But let's try this time to just work with the points and see how far we get.
So we're reaching these points with our mountain folds And we just need to ensure that we're — if you look at it like this — we're taking the central one so that you can actually collapse this down And then again rotating over to the right Can you see that nice star here?
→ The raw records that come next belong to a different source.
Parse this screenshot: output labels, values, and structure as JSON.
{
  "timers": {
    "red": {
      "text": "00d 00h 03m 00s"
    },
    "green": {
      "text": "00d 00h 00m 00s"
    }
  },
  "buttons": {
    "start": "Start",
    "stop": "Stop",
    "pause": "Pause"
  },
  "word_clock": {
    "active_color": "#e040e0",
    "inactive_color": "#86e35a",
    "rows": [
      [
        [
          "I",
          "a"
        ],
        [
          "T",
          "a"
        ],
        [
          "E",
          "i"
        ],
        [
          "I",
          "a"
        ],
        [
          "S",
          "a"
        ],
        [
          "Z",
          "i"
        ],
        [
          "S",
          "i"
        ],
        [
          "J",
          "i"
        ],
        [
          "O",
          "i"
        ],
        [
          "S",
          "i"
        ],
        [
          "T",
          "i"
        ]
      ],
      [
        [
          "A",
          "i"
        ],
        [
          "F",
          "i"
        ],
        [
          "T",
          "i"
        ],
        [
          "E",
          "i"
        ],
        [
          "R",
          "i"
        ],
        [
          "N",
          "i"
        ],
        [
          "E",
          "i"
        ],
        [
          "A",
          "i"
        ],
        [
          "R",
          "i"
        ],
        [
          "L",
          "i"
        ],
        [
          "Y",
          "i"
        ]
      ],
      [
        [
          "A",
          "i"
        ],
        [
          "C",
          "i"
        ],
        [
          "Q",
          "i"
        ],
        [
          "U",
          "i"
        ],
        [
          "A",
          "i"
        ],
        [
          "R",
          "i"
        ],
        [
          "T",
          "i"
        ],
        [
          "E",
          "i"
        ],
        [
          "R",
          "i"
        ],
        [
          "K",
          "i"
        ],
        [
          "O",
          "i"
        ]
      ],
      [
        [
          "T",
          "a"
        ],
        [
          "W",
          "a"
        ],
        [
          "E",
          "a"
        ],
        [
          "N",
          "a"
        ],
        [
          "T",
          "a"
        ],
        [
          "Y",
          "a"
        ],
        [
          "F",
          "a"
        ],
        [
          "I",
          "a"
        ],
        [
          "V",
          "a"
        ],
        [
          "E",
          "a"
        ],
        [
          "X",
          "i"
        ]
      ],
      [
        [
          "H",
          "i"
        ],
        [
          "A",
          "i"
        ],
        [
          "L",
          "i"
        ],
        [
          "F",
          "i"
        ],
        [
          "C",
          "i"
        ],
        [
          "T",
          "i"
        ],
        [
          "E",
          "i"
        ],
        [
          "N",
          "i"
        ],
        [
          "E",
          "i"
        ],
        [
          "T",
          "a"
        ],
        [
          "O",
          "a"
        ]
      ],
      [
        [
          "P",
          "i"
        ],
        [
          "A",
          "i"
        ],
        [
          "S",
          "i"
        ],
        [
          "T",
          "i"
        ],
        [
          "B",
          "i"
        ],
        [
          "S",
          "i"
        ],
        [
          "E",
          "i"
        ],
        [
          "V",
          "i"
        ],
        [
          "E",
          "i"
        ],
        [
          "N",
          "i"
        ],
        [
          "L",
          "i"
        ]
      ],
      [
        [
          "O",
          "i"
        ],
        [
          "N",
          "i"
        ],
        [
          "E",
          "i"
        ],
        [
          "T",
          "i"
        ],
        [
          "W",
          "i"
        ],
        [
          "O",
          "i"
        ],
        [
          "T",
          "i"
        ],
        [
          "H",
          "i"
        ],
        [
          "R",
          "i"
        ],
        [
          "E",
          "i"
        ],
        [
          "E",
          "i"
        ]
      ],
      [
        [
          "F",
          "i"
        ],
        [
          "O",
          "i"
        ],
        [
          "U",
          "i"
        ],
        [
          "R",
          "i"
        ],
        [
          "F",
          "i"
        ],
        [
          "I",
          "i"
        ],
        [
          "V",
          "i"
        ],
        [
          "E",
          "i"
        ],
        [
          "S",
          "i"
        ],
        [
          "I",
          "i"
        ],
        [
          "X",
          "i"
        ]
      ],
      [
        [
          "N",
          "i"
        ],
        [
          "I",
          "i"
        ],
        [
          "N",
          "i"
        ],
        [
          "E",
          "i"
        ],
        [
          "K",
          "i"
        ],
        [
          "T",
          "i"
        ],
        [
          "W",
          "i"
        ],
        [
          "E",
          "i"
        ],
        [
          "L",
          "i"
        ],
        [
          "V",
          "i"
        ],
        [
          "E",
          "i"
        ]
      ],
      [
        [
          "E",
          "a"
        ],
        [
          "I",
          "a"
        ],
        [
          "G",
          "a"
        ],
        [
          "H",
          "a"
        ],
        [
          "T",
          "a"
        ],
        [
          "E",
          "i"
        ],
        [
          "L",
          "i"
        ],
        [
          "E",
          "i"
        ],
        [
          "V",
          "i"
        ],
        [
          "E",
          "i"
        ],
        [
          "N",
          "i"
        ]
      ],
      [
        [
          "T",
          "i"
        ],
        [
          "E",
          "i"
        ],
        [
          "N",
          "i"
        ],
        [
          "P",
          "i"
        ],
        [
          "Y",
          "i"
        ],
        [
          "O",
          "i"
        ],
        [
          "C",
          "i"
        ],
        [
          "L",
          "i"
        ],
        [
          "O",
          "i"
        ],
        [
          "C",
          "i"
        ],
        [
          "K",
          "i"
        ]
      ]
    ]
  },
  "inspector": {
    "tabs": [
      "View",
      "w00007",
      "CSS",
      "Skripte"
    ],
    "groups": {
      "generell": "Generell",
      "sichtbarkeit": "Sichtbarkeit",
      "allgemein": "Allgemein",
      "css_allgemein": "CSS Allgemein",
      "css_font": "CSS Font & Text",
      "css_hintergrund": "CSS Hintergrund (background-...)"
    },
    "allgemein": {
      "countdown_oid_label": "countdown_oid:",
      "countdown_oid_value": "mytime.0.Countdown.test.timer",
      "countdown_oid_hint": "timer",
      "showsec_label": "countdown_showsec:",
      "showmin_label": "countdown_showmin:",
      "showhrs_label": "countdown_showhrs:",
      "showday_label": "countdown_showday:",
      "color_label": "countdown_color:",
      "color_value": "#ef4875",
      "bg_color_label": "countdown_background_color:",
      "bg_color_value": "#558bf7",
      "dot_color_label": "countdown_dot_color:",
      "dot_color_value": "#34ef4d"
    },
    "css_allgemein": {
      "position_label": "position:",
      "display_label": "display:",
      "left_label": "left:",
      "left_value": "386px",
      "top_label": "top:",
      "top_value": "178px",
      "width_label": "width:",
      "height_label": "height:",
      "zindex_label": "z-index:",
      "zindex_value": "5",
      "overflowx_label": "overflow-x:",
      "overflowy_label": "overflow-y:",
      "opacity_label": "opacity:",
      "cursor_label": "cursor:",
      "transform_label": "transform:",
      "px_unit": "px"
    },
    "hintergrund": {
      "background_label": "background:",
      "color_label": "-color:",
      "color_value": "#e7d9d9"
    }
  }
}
And then pushing over Now you will see that there's some tension here and we need to add another open-back triangle twist here But let's first finish that open-back hexagon twist by simply collapsing down and then we can see here we've already got 2 mountain folds here We just need to add the 3rd one We've got a pleat here we're going to count 2 grid lines over and then push that over to the left again And then increase the tension by extending those pleat lines And then add a nice open-back triangle twist here So now you can see you have these 2 new open-back hexagon twists and an open-back triangle twist So we added these 3 structures And now you can continue with the next one Always opening the pleats between 2 open-back triangle twists and locating the star that you want to work with to then add the mountain folds and start collapsing them down Ensure that you're really hitting those points of the star before you add the off-grid creases And then again, work on the open-back triangle twist counting in 2 grid lines from this pleat right here And folding it over to the left catching the points and adding new creases And continue And the last one Now on the last one you'll have a triangle twist both on the left and the right But first again add that open-back hexagon twist And here, simply open the paper a little to give yourself a bit more paper to play with while you're collapsing that open-back hexagon twist.
And again ensure that you have that nice star shape popping up before collapsing into those newly-created creases.
And then finish the 2 open-back triangle twists.
And then your Celtic Circle pattern by Robin Scholz is all done.
This is the front and the reverse and of course, applying backlighting shows that amazing pattern even more, and especially that circular shape that gives the model its name.
By the way, even the reverse backlit is really, really nice to look at too.
And now that you know how to fold this tessellation, how about you try the Star Puff tessellation by Ralf Konrad or check out my playlist of further origami tessellations and fractals Finally, to enable you to fold many more tessellations, I've also got a playlist of tessellation basics explaining various twists and such on a triangle grid.
Subscribe to my channel so you don't miss my next videos and finally, do check out my website happyfolding.
Com for more origami content.
And thanks so much for staying until the very end of the video So I thought I'd show you a tessellation I did that actually features 7 of these Celtic Circle molecules Yes, it takes a lot of time.
This is folded on a 96 division grid but doesn't it look absolutely fantastic? especially when backlit.
Also I will note that these circles I connected with more open-back triangle twists which you can see here and also that opening right there So if you're up for the challenge, I do have a crease pattern on my website for you to download to help you along, and if you do fold it definitely send me a picture to [email protected]
Com because I'd love to see your result And of course you can arrange these molecules in many different ways and combine them with other patterns For inspiration, Robin has a Flickr album showing some of his Celtic Circle projects such as a bookmark of a column of 3 molecules And of course, you can really fold whatever you like best So with that, happy folding, and happy tessellating!.